╭─ Provided material

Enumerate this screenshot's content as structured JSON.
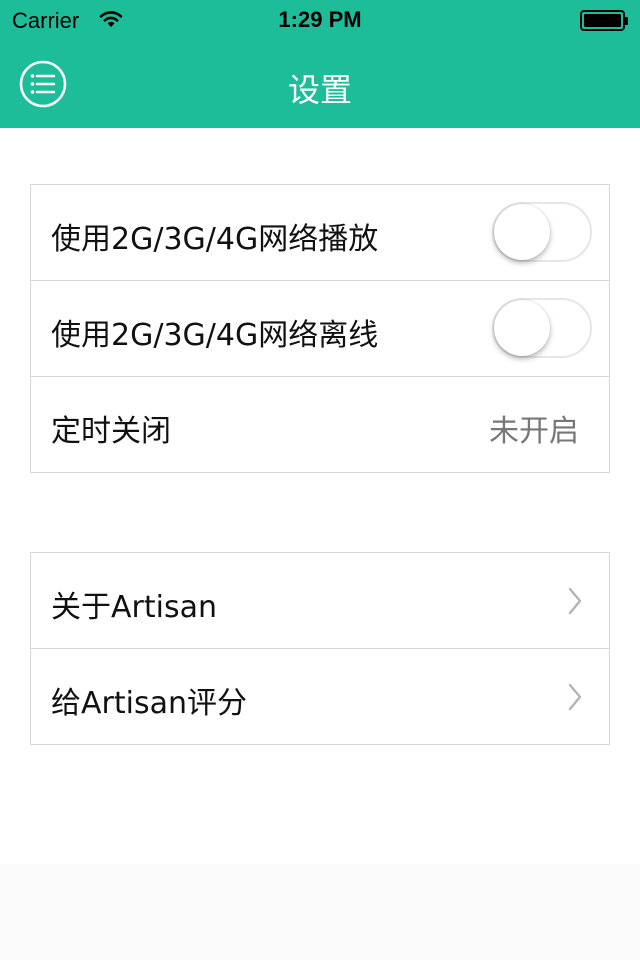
{
  "status_bar": {
    "carrier": "Carrier",
    "time": "1:29 PM"
  },
  "nav": {
    "title": "设置",
    "menu_icon": "list-menu-icon"
  },
  "colors": {
    "accent": "#1dbd9a"
  },
  "settings_group_1": [
    {
      "label": "使用2G/3G/4G网络播放",
      "control": "toggle",
      "on": false
    },
    {
      "label": "使用2G/3G/4G网络离线",
      "control": "toggle",
      "on": false
    },
    {
      "label": "定时关闭",
      "value": "未开启"
    }
  ],
  "settings_group_2": [
    {
      "label": "关于Artisan",
      "icon": "chevron-right-icon"
    },
    {
      "label": "给Artisan评分",
      "icon": "chevron-right-icon"
    }
  ]
}
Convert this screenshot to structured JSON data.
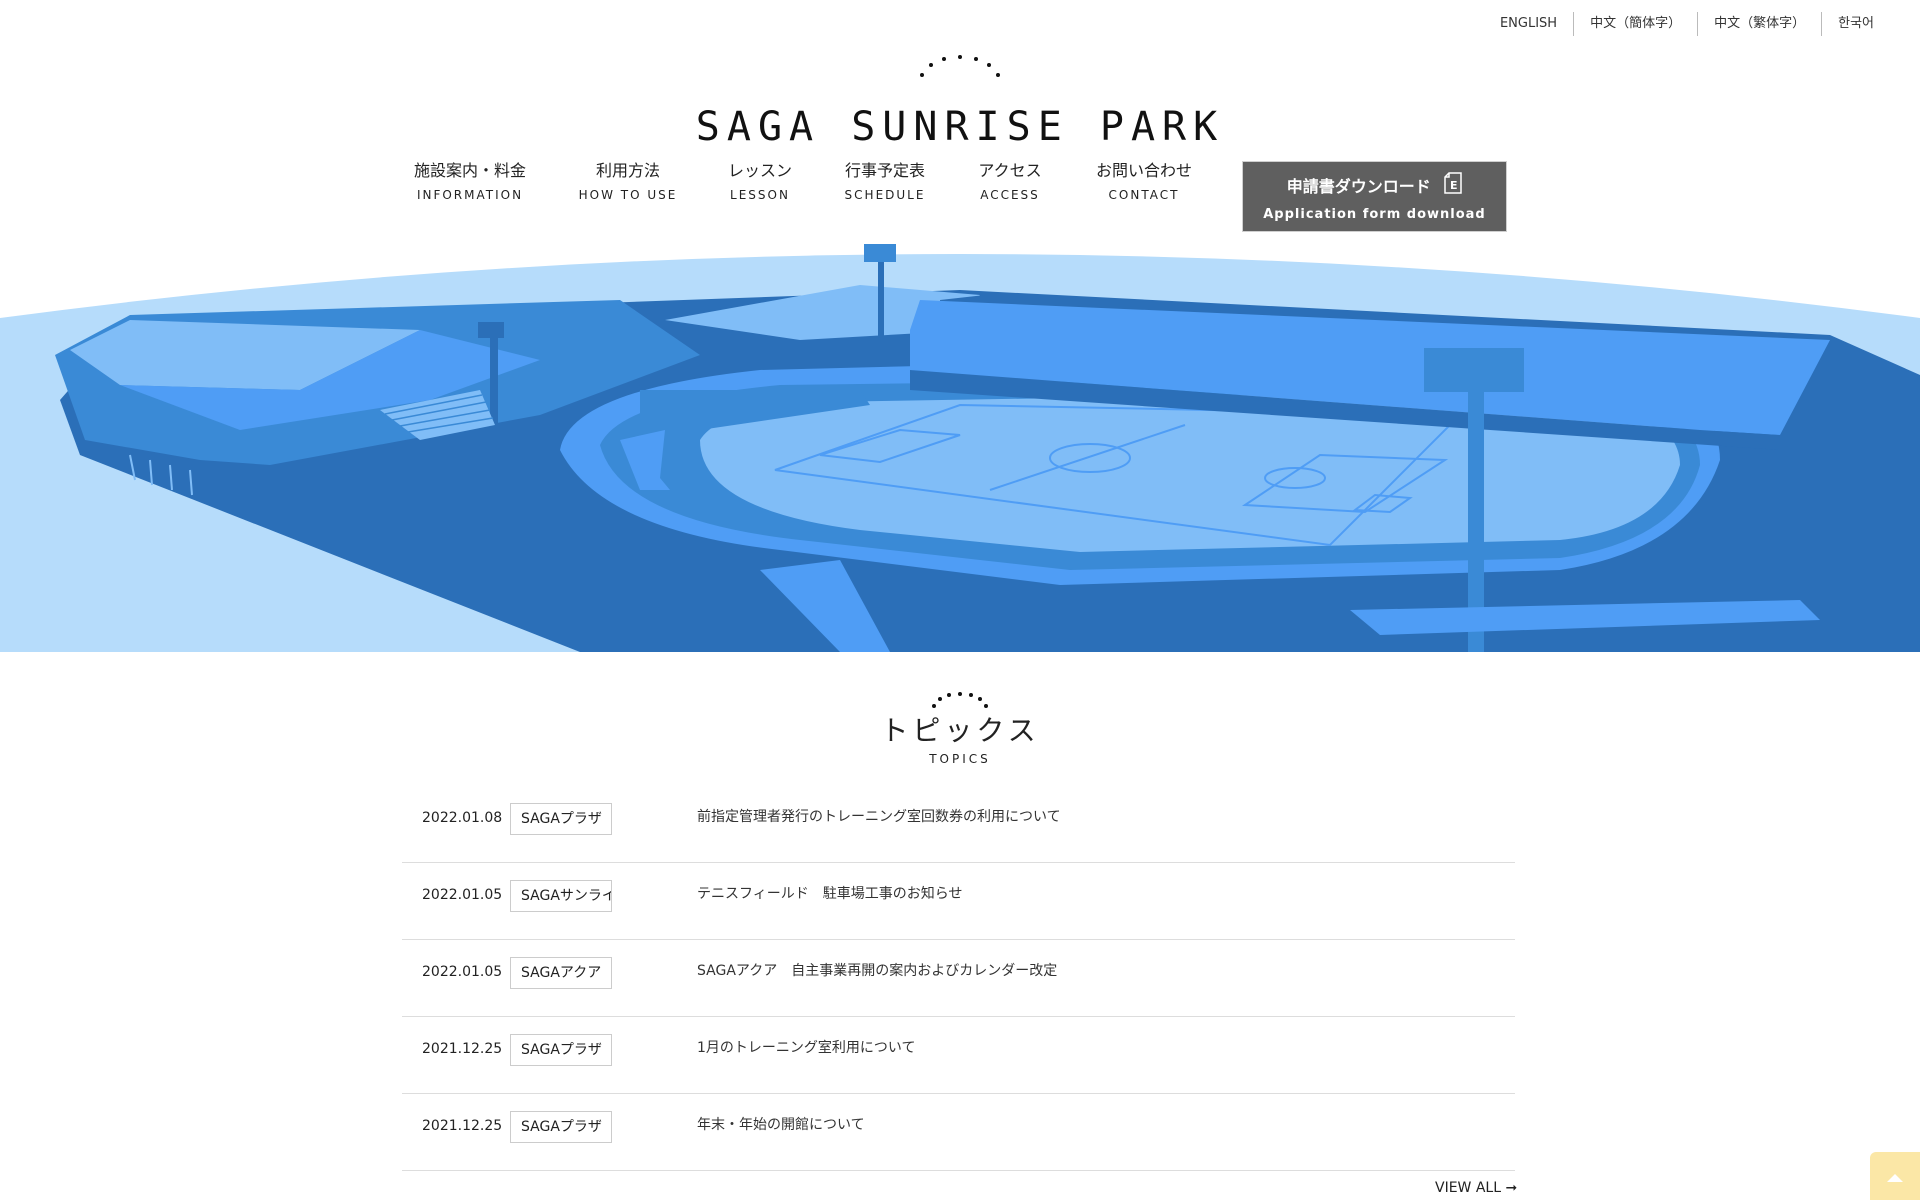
{
  "languages": [
    "ENGLISH",
    "中文（簡体字）",
    "中文（繁体字）",
    "한국어"
  ],
  "logo": {
    "text": "SAGA SUNRISE PARK"
  },
  "nav": [
    {
      "jp": "施設案内・料金",
      "en": "INFORMATION"
    },
    {
      "jp": "利用方法",
      "en": "HOW TO USE"
    },
    {
      "jp": "レッスン",
      "en": "LESSON"
    },
    {
      "jp": "行事予定表",
      "en": "SCHEDULE"
    },
    {
      "jp": "アクセス",
      "en": "ACCESS"
    },
    {
      "jp": "お問い合わせ",
      "en": "CONTACT"
    }
  ],
  "download": {
    "jp": "申請書ダウンロード",
    "en": "Application form download",
    "icon": "document-icon"
  },
  "hero": {
    "illustration": "stadium-illustration",
    "colors": {
      "sky": "#b6dcfb",
      "dark": "#2b6fb8",
      "mid": "#3a8ad6",
      "light": "#80bdf7",
      "bright": "#4f9df5"
    }
  },
  "topics": {
    "title": "トピックス",
    "subtitle": "TOPICS",
    "items": [
      {
        "date": "2022.01.08",
        "category": "SAGAプラザ",
        "title": "前指定管理者発行のトレーニング室回数券の利用について"
      },
      {
        "date": "2022.01.05",
        "category": "SAGAサンライ",
        "title": "テニスフィールド　駐車場工事のお知らせ"
      },
      {
        "date": "2022.01.05",
        "category": "SAGAアクア",
        "title": "SAGAアクア　自主事業再開の案内およびカレンダー改定"
      },
      {
        "date": "2021.12.25",
        "category": "SAGAプラザ",
        "title": "1月のトレーニング室利用について"
      },
      {
        "date": "2021.12.25",
        "category": "SAGAプラザ",
        "title": "年末・年始の開館について"
      }
    ],
    "view_all": "VIEW ALL ➞"
  },
  "back_to_top": {
    "icon": "arrow-up-icon",
    "color": "#fbe7a6"
  }
}
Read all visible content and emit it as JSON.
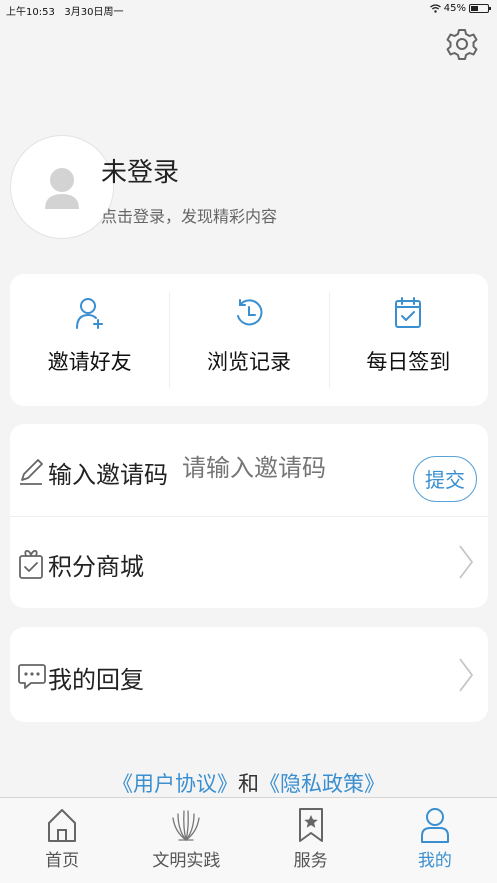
{
  "status_bar": {
    "time": "上午10:53",
    "date": "3月30日周一",
    "battery_text": "45%",
    "battery_level": 0.45
  },
  "profile": {
    "title": "未登录",
    "subtitle": "点击登录，发现精彩内容"
  },
  "quick_actions": [
    {
      "label": "邀请好友",
      "icon": "invite-user-icon"
    },
    {
      "label": "浏览记录",
      "icon": "history-clock-icon"
    },
    {
      "label": "每日签到",
      "icon": "calendar-check-icon"
    }
  ],
  "invite": {
    "label": "输入邀请码",
    "placeholder": "请输入邀请码",
    "submit": "提交"
  },
  "menu": {
    "points_mall": "积分商城",
    "my_replies": "我的回复"
  },
  "agreement": {
    "user_agreement": "《用户协议》",
    "and": "和",
    "privacy_policy": "《隐私政策》"
  },
  "tabs": [
    {
      "label": "首页",
      "icon": "home-icon"
    },
    {
      "label": "文明实践",
      "icon": "practice-logo-icon"
    },
    {
      "label": "服务",
      "icon": "bookmark-star-icon"
    },
    {
      "label": "我的",
      "icon": "user-icon",
      "active": true
    }
  ],
  "colors": {
    "accent": "#3a8fd0",
    "background": "#f4f4f4",
    "card": "#ffffff"
  }
}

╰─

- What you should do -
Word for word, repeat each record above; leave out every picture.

- Exercise solution -
Enumerate this screenshot's content as structured JSON.
{
  "status_bar": {
    "carrier": "Carrier",
    "time": "1:29 PM"
  },
  "nav": {
    "title": "设置",
    "menu_icon": "list-menu-icon"
  },
  "colors": {
    "accent": "#1dbd9a"
  },
  "settings_group_1": [
    {
      "label": "使用2G/3G/4G网络播放",
      "control": "toggle",
      "on": false
    },
    {
      "label": "使用2G/3G/4G网络离线",
      "control": "toggle",
      "on": false
    },
    {
      "label": "定时关闭",
      "value": "未开启"
    }
  ],
  "settings_group_2": [
    {
      "label": "关于Artisan",
      "icon": "chevron-right-icon"
    },
    {
      "label": "给Artisan评分",
      "icon": "chevron-right-icon"
    }
  ]
}
Convert this screenshot to structured JSON data.
{
  "languages": [
    "ENGLISH",
    "中文（簡体字）",
    "中文（繁体字）",
    "한국어"
  ],
  "logo": {
    "text": "SAGA SUNRISE PARK"
  },
  "nav": [
    {
      "jp": "施設案内・料金",
      "en": "INFORMATION"
    },
    {
      "jp": "利用方法",
      "en": "HOW TO USE"
    },
    {
      "jp": "レッスン",
      "en": "LESSON"
    },
    {
      "jp": "行事予定表",
      "en": "SCHEDULE"
    },
    {
      "jp": "アクセス",
      "en": "ACCESS"
    },
    {
      "jp": "お問い合わせ",
      "en": "CONTACT"
    }
  ],
  "download": {
    "jp": "申請書ダウンロード",
    "en": "Application form download",
    "icon": "document-icon"
  },
  "hero": {
    "illustration": "stadium-illustration",
    "colors": {
      "sky": "#b6dcfb",
      "dark": "#2b6fb8",
      "mid": "#3a8ad6",
      "light": "#80bdf7",
      "bright": "#4f9df5"
    }
  },
  "topics": {
    "title": "トピックス",
    "subtitle": "TOPICS",
    "items": [
      {
        "date": "2022.01.08",
        "category": "SAGAプラザ",
        "title": "前指定管理者発行のトレーニング室回数券の利用について"
      },
      {
        "date": "2022.01.05",
        "category": "SAGAサンライ",
        "title": "テニスフィールド　駐車場工事のお知らせ"
      },
      {
        "date": "2022.01.05",
        "category": "SAGAアクア",
        "title": "SAGAアクア　自主事業再開の案内およびカレンダー改定"
      },
      {
        "date": "2021.12.25",
        "category": "SAGAプラザ",
        "title": "1月のトレーニング室利用について"
      },
      {
        "date": "2021.12.25",
        "category": "SAGAプラザ",
        "title": "年末・年始の開館について"
      }
    ],
    "view_all": "VIEW ALL ➞"
  },
  "back_to_top": {
    "icon": "arrow-up-icon",
    "color": "#fbe7a6"
  }
}
Read all visible content and emit it as JSON.
{
  "status_bar": {
    "time": "上午10:53",
    "date": "3月30日周一",
    "battery_text": "45%",
    "battery_level": 0.45
  },
  "profile": {
    "title": "未登录",
    "subtitle": "点击登录，发现精彩内容"
  },
  "quick_actions": [
    {
      "label": "邀请好友",
      "icon": "invite-user-icon"
    },
    {
      "label": "浏览记录",
      "icon": "history-clock-icon"
    },
    {
      "label": "每日签到",
      "icon": "calendar-check-icon"
    }
  ],
  "invite": {
    "label": "输入邀请码",
    "placeholder": "请输入邀请码",
    "submit": "提交"
  },
  "menu": {
    "points_mall": "积分商城",
    "my_replies": "我的回复"
  },
  "agreement": {
    "user_agreement": "《用户协议》",
    "and": "和",
    "privacy_policy": "《隐私政策》"
  },
  "tabs": [
    {
      "label": "首页",
      "icon": "home-icon"
    },
    {
      "label": "文明实践",
      "icon": "practice-logo-icon"
    },
    {
      "label": "服务",
      "icon": "bookmark-star-icon"
    },
    {
      "label": "我的",
      "icon": "user-icon",
      "active": true
    }
  ],
  "colors": {
    "accent": "#3a8fd0",
    "background": "#f4f4f4",
    "card": "#ffffff"
  }
}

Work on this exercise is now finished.